But she was to be absent here. And she was, except for one odd scene. So I came to this with some trepidation.

This is therefore more tedious than the first. All I could see was the stronger allegory of patriotic armies being led to mindless slaughter because of truculent leaders, and in the case of the "good guys" a young fellow who reminded me so much of the current US president. Its almost so obvious it seems deliberate. Perhaps there were many subversives on the set.

There's a strange plot goof here. These characters were supposed to have lived full lives and then be returned to children's bodies but with the wisdom of ages. Yet as the war actually approaches, they act precisely like children. Even at the end, the youngest is repelled by yucky kissing.

Here's something to look for if you do choose to see it. Its the character of the river.

The river is a physical boundary between the two races, and which is clearly supposed by Lewis to denote the transition between the real and magical worlds. Early in the story, our prince crosses it readily and his pursuers are stymied, pharaoh-wise. Shortly after, the first test of the children is to cross this same river, a test they fail because they did not follow Lucy, who alone lucidly sees Christ and is not believed. Later they accept her leadership across this river.

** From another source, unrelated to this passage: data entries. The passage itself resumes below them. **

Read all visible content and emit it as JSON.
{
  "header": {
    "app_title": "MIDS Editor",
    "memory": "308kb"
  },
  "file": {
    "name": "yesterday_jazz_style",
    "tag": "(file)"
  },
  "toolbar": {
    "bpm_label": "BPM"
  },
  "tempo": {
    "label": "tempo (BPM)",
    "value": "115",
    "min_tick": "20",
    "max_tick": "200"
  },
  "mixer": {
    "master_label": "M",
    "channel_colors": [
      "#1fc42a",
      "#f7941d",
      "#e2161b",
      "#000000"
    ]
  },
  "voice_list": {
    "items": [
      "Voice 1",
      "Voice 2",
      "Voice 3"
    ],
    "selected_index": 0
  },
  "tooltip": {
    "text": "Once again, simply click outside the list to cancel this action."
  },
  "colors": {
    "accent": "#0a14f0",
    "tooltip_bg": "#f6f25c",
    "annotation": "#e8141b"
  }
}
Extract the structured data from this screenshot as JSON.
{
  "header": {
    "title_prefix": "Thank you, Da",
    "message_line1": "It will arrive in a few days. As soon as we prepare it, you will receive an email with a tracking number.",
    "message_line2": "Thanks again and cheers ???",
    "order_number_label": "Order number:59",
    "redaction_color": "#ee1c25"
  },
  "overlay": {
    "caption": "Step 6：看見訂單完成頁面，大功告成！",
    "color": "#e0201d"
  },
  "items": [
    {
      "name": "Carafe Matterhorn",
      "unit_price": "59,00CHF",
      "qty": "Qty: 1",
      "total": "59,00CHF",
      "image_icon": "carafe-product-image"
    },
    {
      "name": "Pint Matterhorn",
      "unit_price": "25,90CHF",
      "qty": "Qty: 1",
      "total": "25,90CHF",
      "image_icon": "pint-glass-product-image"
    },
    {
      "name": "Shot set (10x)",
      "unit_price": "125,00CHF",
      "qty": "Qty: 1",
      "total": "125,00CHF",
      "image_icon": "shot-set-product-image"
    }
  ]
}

Meanwhile, the evil man is making a bridge to do the same with violent intent on the magical domain. The river literally becomes a character, called up by the Christ (actually a poet of Christ) and plays a decisive role in the ordained defeat. This should have been the central cinematic spine of the film. But alas, this filmmaker is poor, and we are left with shots through artificially clear water — including one stock shot: of a small boat from below with the sun above. But its done so well, its worth it. And then we have the special effect of the rivergod rising in anger. This is actually a pretty good effect.

Ted's Evaluation -- 1 of 3: You can find something better to do with this part of your life.

9 of 20 people found this review helpful.  Was this review helpful to you? | Report this
Review this title | See all 475 user reviews »

Frequently Asked Questions

See more »


Official Sites:

hotstar | Official Site | See more »


USA | Poland | Slovenia | Czech Republic | UK



Release Date:

16 May 2008 (USA) See more »

Also Known As:

The Chronicles of Narnia: Prince Caspian See more »


Box Office


$225,000,000 (estimated)

Opening Weekend USA:

$55,034,805, 18 May 2008

Gross USA:


Cumulative Worldwide Gross:

See more on IMDbPro »

Company Credits

Show more on IMDbPro »

Technical Specs


Sound Mix:

DTS | Dolby Digital | SDDS



Aspect Ratio:

2.39 : 1
See full technical specs »

Contribute to This Page

Recently Viewed